"There’s no way it'll sound like it does on the album"
"I reckon they'll have a bass player and a keyboard player to fill it out"

Enter stage left, two white, middle class nerds from Akron Ohio. Patrick Carney & Dan Auerbach, The Black Keys.

Patrick doesn't immediately strike you as a drummer; he looks like he should work in PC world, but in the warehouse because his face scares the customers. Dan has something about him, but where would he find the freight train vocal and that guitar sound we'd all been consumed by?

From the minute they struck the first note it was that 'hair on the back of the neck' feeling, the shiver, the rumble and the explosion of emotion when a band really blows a venue apart. It was unbelievable and the best show I think any of us had ever seen. A drummer and a guitarist, on their own, playing the fullest, badest, dirtiest hell-sent racket you ever heard in your life.

Our ideas about instruments, line-ups, musical structure and everything else bands often seem to get hung up about changed forever.

So, here we are in Kentish Town two years on and it's fair to say there is a definite sense of indifference amongst tonight's attendees. Shepherd's Bush was a long time ago, a lot of other 'new favourite bands' have been and gone and the tracks we've heard from the Black Key's new album don't strike the same feeling of elation as the first time we heard 'Thickfreakness'.

The Forum is a great venue in my opinion. It's a big old glorious shit-hole of a theatre stained with the memory of gigs gone by and the perfect place to see a band like this. The power of the Black Key's music seems to be heightened by the fact that they are so often dwarfed by their surroundings. Two solitary figures on stage, a drum kit and an amp, all add to the absurdity of the sound they produce.

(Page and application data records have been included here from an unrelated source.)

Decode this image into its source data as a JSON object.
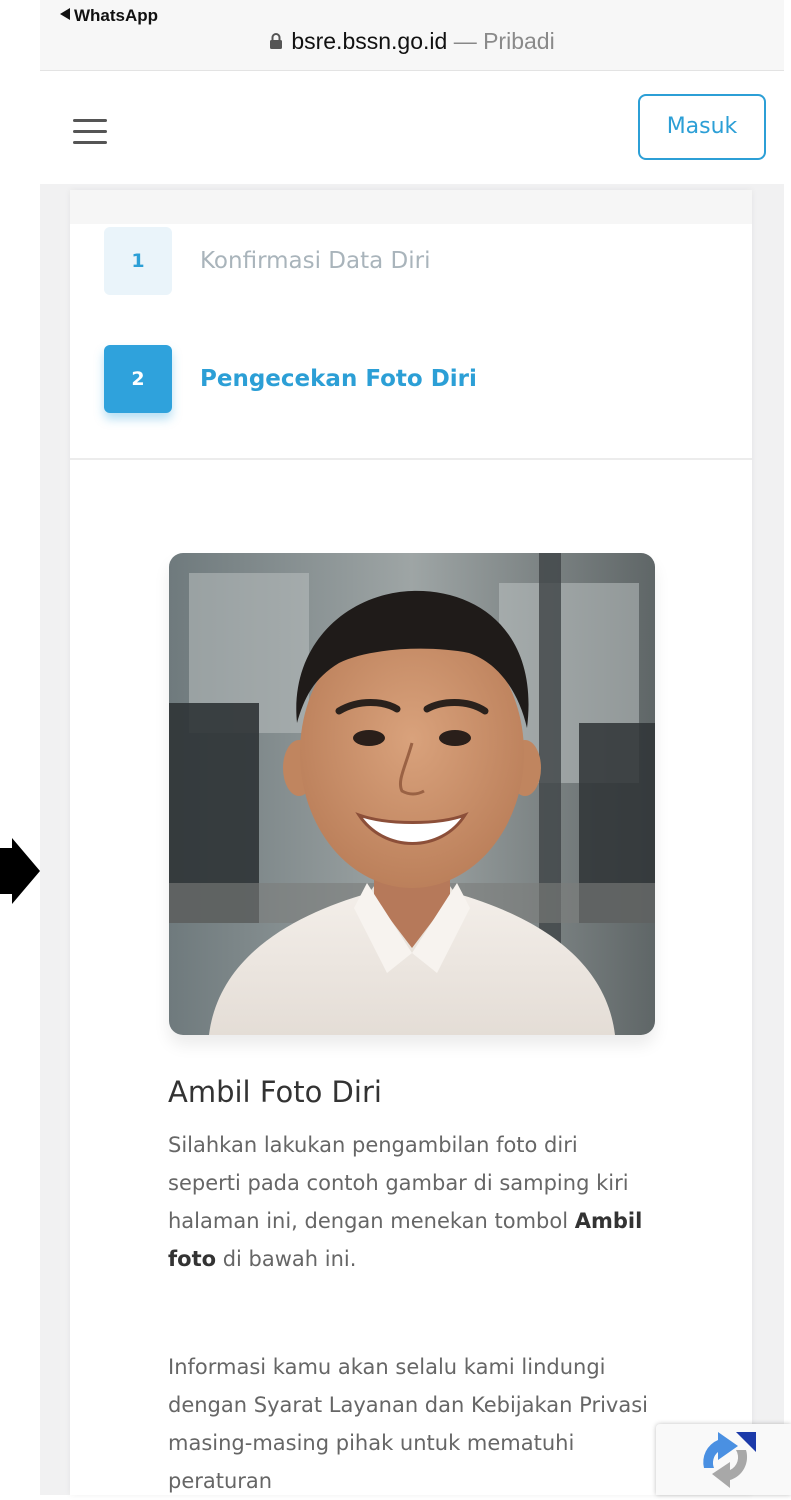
{
  "status_bar": {
    "back_app": "WhatsApp",
    "domain": "bsre.bssn.go.id",
    "separator": "—",
    "mode": "Pribadi"
  },
  "header": {
    "login_label": "Masuk",
    "menu_icon": "hamburger-icon"
  },
  "steps": [
    {
      "number": "1",
      "label": "Konfirmasi Data Diri",
      "state": "done"
    },
    {
      "number": "2",
      "label": "Pengecekan Foto Diri",
      "state": "active"
    }
  ],
  "main": {
    "title": "Ambil Foto Diri",
    "desc_part1": "Silahkan lakukan pengambilan foto diri seperti pada contoh gambar di samping kiri halaman ini, dengan menekan tombol",
    "desc_bold": "Ambil foto",
    "desc_part2": "di bawah ini.",
    "info": "Informasi kamu akan selalu kami lindungi dengan Syarat Layanan dan Kebijakan Privasi masing-masing pihak untuk mematuhi peraturan"
  },
  "colors": {
    "accent": "#2c9fd6",
    "step_active_bg": "#2fa2dc",
    "step_done_bg": "#eaf4fa",
    "text_muted": "#666666"
  }
}
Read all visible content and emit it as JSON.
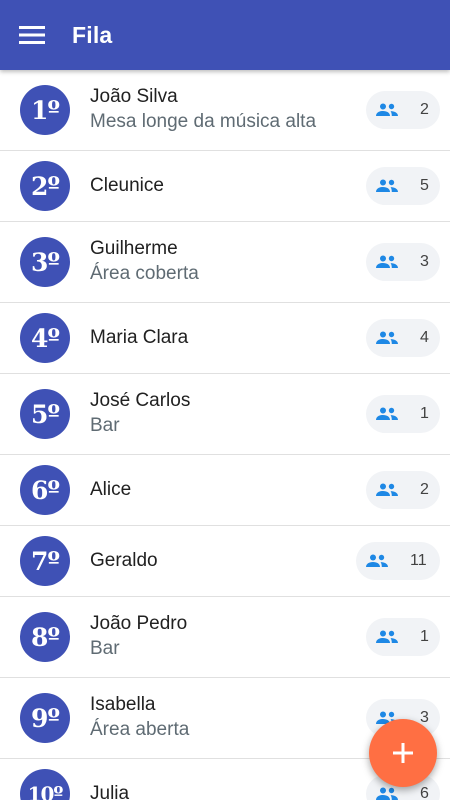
{
  "appbar": {
    "title": "Fila",
    "menu_icon": "menu-icon",
    "color": "#3f51b5"
  },
  "queue": [
    {
      "position": "1º",
      "name": "João Silva",
      "note": "Mesa longe da música alta",
      "party_size": "2"
    },
    {
      "position": "2º",
      "name": "Cleunice",
      "note": "",
      "party_size": "5"
    },
    {
      "position": "3º",
      "name": "Guilherme",
      "note": "Área coberta",
      "party_size": "3"
    },
    {
      "position": "4º",
      "name": "Maria Clara",
      "note": "",
      "party_size": "4"
    },
    {
      "position": "5º",
      "name": "José Carlos",
      "note": "Bar",
      "party_size": "1"
    },
    {
      "position": "6º",
      "name": "Alice",
      "note": "",
      "party_size": "2"
    },
    {
      "position": "7º",
      "name": "Geraldo",
      "note": "",
      "party_size": "11"
    },
    {
      "position": "8º",
      "name": "João Pedro",
      "note": "Bar",
      "party_size": "1"
    },
    {
      "position": "9º",
      "name": "Isabella",
      "note": "Área aberta",
      "party_size": "3"
    },
    {
      "position": "10º",
      "name": "Julia",
      "note": "",
      "party_size": "6"
    }
  ],
  "fab": {
    "icon": "add-icon",
    "color": "#ff6f43"
  },
  "people_icon": "people-icon",
  "people_icon_color": "#1e88e5"
}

We get underway and as Blood Meridian begin their set, I remember the support last time being exceptionally poor, both in terms of musicianship and personality. Two years on and not much has improved. I start to wonder if my previous Black Key's experience had been so positive because I'd drunk my own body weight in Red Stripe trying to nullify the pain of watching the support acts. Bland Canadian pap is how a mate of mine sum's it up but I think that's a touch harsh. To me it just seems strange that despite a growing wealth of young Blues Talent in this country the promoter has once again picked a mediocre rock outfit to support one of the most groundbreaking blues bands of the last twenty years.

After a lengthy wait and to a huge roar from a restless crowd, the Black Keys finally take to the stage and burst straight into 'Thickfreakness'. Instantly, we are all connected with the sound we came here to experience. Dan's guitar sounds as scorching, powerful and full as ever and the near tribal rhythm from Patrick's kit result in their truly unique sound.

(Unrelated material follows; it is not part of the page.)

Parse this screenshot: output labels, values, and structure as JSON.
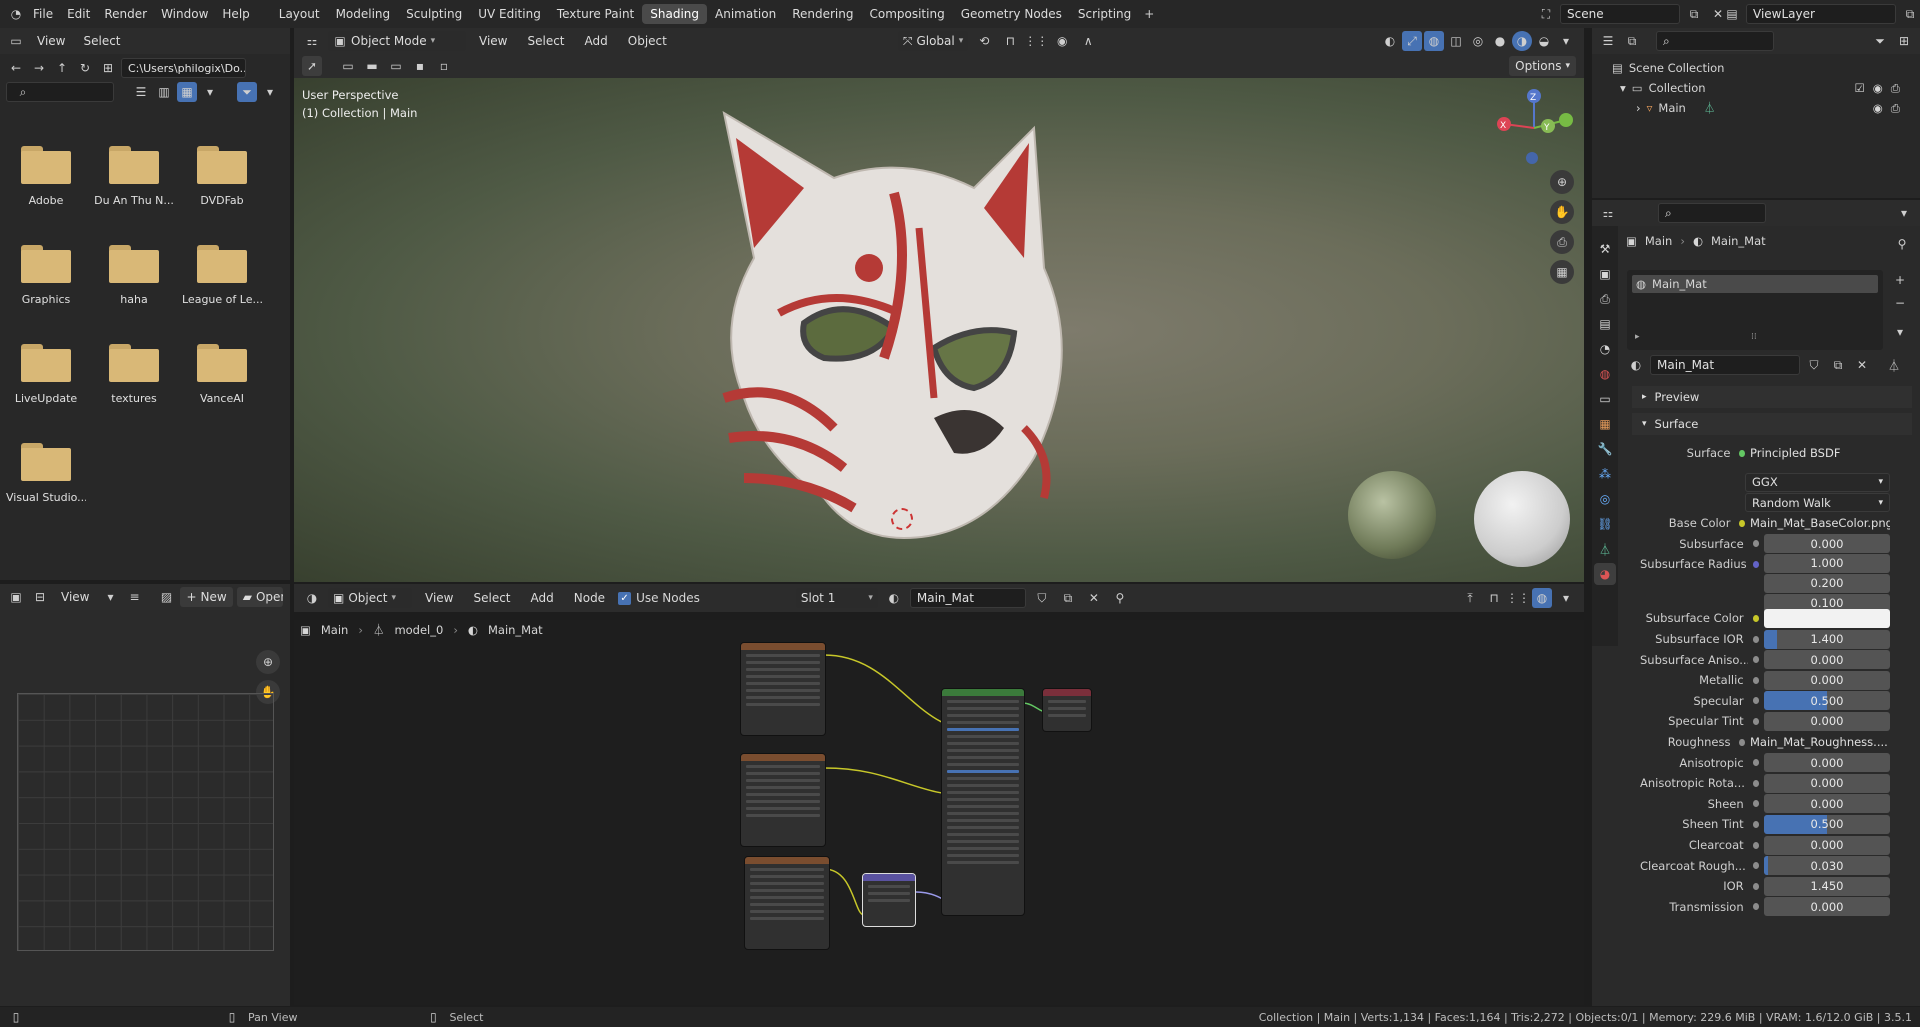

The turning point comes when the Black Key's try out new material. It's difficult to become a 'loyal' follower of a band who hardly ever make UK appearances and who are relatively obscure in terms of British radio / media coverage. As a result I would wager the majority of the audience are here purely on the basis of 'Rubber Factory' and are unlikely to yet have a copy of the new album.

The new songs are undoubtedly heavier, with more of an early Zeppelin / Cream type 'rock' vibe about them and although I personally loved them and the general feeling in the hall was positive I sensed (from some of my mates included) that the audience were left feeling they had been cheated by the lack of older classics.

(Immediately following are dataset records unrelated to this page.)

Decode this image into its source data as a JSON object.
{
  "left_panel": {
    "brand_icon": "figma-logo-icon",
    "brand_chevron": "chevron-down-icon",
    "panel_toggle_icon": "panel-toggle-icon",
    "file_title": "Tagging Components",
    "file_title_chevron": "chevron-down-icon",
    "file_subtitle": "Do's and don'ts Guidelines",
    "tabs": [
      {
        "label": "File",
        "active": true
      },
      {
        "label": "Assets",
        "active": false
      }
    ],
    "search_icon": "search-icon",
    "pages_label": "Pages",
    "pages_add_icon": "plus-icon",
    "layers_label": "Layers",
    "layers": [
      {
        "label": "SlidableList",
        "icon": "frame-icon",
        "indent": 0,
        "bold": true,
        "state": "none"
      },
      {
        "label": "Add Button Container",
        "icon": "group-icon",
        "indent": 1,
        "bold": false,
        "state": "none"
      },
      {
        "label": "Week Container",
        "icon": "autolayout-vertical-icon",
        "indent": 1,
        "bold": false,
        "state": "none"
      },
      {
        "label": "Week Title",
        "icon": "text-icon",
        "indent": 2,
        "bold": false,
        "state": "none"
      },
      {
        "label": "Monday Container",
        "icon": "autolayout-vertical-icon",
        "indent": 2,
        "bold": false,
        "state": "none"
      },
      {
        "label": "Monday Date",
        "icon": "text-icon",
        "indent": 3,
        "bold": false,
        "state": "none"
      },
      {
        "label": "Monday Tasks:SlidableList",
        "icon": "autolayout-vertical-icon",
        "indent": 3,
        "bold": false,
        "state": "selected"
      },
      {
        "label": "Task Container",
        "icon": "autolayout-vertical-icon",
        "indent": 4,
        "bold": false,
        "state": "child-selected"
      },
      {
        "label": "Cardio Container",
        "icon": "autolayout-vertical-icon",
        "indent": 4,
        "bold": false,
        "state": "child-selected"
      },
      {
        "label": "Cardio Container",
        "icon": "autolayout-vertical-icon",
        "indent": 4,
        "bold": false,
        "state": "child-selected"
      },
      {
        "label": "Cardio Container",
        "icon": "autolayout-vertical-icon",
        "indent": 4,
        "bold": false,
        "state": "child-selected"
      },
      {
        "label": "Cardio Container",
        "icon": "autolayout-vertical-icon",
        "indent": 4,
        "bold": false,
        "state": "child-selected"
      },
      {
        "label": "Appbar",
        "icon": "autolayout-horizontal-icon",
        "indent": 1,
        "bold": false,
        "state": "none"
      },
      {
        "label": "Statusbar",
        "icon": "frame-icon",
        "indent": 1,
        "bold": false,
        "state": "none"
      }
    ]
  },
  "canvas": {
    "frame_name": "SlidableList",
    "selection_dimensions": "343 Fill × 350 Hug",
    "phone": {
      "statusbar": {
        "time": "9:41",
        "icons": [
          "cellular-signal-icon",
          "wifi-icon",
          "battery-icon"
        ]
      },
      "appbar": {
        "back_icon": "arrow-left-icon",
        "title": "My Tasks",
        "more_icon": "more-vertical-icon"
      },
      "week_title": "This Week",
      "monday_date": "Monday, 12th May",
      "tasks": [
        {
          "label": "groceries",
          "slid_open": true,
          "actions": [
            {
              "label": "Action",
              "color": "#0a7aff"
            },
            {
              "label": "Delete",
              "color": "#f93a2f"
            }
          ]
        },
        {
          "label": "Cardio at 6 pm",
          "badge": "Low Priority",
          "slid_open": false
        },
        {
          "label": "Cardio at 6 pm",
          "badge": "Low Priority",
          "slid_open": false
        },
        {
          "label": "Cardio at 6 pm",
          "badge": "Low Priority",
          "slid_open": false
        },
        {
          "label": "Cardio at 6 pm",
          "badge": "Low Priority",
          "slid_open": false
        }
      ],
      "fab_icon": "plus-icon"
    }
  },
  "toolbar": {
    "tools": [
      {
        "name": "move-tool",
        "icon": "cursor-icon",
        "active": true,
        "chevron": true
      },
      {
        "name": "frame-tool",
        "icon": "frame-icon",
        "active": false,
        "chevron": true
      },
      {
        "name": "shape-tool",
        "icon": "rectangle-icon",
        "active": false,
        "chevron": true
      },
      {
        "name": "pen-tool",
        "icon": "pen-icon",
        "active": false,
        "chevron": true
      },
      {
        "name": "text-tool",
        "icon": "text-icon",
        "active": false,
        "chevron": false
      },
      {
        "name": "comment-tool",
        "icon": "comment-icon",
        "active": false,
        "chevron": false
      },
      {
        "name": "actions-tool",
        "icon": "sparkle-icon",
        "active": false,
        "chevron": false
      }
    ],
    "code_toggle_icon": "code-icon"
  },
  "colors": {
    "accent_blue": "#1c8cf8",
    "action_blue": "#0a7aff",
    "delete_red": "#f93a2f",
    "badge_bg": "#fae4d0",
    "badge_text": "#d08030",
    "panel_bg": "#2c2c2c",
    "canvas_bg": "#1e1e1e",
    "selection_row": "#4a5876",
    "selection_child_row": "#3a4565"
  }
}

I think the set was brilliant. The band now seems more capable of delivering a live set with the dynamism and variety achieved on their albums. Powerful and aggressive at some points, tender and ambient at others, this is the set of a band who have honed their craft playing the music they know and love.

Anyone who hasn't heard this band must give them a try. The huge variety of ages and attitudes in the venue is testament to the fact that their appeal is so incredibly far reaching. In my opinion any newcomer should start by buying 'Thickfreakness' and go from there. But, if you do get the chance you have to see them live. It's definitely what they do best and a sound like theirs can only be fully appreciated when it's being blasted into your soul directly from the stage.